Renowned Navajo educator dies
FLAGSTAFF, Ariz. (AP) — Ruth Roessel, a prominent Navajo educator and writer who helped establish the first tribally controlled college in the country, has died at age 77 after a brief illness.
Roessel had been sick with pneumonia and died Friday at a hospital in Cortez, Colo., said former Navajo Nation spokesman George Hardeen. She was buried Sunday.
Roessel was born in Round Rock, Ariz., on the Navajo Nation and attended U.S. Bureau of Indian Affairs boarding schools. The experience led her and late husband Dr. Robert Roessel Sr. to develop new concepts for Navajo education programs that blended Western-styled curriculum with Navajo history, culture and language.

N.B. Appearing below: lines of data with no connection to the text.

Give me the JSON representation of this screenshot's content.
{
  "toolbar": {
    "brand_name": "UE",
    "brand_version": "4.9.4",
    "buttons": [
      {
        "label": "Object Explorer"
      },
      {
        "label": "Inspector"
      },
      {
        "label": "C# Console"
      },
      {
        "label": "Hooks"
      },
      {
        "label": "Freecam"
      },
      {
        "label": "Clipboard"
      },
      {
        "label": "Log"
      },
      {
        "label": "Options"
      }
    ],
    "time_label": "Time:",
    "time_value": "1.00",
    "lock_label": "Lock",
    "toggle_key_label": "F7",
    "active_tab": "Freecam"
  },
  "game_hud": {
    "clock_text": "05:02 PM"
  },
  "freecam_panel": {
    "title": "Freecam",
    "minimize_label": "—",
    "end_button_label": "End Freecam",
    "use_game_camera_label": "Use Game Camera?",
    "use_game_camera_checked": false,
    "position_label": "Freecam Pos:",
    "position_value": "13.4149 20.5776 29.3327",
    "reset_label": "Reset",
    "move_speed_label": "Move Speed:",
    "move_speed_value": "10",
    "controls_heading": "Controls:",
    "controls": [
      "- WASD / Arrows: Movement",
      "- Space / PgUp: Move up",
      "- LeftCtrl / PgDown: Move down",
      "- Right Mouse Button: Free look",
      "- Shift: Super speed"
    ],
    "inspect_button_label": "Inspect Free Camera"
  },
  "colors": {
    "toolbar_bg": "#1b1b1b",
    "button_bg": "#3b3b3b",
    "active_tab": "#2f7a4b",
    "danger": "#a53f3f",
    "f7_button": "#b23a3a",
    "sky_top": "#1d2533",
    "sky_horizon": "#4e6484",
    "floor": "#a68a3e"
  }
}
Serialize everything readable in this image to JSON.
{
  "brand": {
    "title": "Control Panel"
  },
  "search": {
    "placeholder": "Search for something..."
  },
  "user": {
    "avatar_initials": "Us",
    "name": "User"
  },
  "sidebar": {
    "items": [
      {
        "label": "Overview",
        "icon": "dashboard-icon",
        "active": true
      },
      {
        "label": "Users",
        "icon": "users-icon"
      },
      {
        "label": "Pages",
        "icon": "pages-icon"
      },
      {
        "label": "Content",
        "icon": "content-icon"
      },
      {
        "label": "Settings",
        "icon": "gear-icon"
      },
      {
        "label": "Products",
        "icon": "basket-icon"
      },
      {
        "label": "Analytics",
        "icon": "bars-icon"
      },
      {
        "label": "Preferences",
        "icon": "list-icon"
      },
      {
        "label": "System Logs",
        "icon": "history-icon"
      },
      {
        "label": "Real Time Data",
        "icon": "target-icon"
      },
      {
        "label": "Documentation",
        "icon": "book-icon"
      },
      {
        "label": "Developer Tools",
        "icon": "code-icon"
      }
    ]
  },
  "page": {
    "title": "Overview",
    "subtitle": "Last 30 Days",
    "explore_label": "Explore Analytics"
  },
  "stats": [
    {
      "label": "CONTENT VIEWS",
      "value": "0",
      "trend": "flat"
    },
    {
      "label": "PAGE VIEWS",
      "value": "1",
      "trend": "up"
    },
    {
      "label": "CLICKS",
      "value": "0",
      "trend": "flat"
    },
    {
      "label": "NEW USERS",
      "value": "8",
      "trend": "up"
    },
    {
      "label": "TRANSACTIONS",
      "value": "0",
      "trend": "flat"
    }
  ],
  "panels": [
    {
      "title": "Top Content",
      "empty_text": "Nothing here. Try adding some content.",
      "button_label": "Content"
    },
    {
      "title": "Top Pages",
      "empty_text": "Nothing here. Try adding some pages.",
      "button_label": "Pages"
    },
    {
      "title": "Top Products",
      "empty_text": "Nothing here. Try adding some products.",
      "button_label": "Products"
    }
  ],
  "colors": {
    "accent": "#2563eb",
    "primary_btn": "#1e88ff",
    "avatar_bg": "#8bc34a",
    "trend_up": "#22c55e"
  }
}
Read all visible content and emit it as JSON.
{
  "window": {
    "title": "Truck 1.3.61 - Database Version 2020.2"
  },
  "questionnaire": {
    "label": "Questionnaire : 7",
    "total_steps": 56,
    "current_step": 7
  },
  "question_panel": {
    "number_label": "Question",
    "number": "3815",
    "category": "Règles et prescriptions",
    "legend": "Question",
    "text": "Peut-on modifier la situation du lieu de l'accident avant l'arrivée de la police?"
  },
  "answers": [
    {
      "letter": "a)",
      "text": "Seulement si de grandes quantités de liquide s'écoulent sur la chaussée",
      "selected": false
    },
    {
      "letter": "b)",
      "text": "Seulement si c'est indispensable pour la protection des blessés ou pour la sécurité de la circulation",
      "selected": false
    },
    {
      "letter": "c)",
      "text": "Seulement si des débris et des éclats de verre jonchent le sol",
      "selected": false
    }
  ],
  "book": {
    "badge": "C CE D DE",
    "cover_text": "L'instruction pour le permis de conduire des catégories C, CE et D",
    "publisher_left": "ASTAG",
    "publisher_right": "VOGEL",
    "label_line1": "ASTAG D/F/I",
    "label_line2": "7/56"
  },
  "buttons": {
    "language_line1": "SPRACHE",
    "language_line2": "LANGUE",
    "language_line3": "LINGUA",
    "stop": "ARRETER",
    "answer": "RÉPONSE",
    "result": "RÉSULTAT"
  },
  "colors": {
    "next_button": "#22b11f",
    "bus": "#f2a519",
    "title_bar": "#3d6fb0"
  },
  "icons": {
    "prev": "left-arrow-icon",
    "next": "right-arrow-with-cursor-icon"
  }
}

“They believed in that, and that’s what they preached,” said former Arizona Sen. Jack Jackson Sr. “She did a lot for Navajo education.”
Together, the Roessels founded the first school controlled by an American Indian community in 1966, now called the Rough Rock Community School. They also are credited with founding Navajo Community College, now known as Dine College, in 1968. Roessel taught at Navajo schools over several decades, including Dine College where her husband served as its first president.
She also is the author of five books on Navajo history, culture and education, and was a respected community leader.
“Ruth was just an extraordinary individual who cared so much, not only for her own family but for her extended family and all the students she ever knew,” said Peterson Zah, a former Navajo chairman and president. “She is a fine example of what being a Navajo woman is all about, and what Navajo women should be.”
Roessel is survived by her five children, 12 grandchildren and one great-grandchild.